You are here

Mathematical Treasure: Jean Lepine’s Adding Machine

Frank J. Swetz (The Pennsylvania State University)

The French mathematician and philosopher Blaise Pascal (1623–1662) designed a stylus-operated adding machine in 1645 that worked well but was not sold widely. In 1725, Jean Lepine, who may have been the king’s watchmaker and mechanic, designed a machine that was operated by springs instead of falling weights, although it still required a stylus. Its workings are discussed on a history of computing website, which links to a copy of Lepine’s paper about the device. This particular example was repaired in 1844 by Charles Xavier Thomas of Colmar.

Lepine adding machine, 1725, owned by the Smithsonian Institution.

Lepine adding machine, 1725, Smithsonian Institution negative number NMAH-89-19705.

This object and other adding machines from the Smithsonian Institution’s National Museum of American History are shown at the website

Index of Mathematical Treasures

Index of Mathematical Objects

Frank J. Swetz (The Pennsylvania State University), "Mathematical Treasure: Jean Lepine’s Adding Machine," Convergence (August 2021)

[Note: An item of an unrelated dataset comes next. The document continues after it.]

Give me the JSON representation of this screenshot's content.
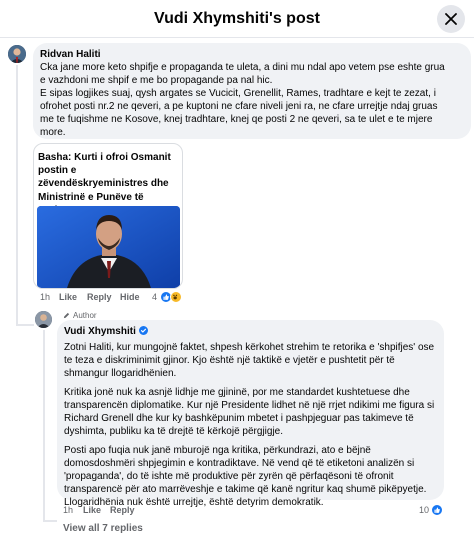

Mathematical Treasures: Smithsonian National Museum of American History Object Groups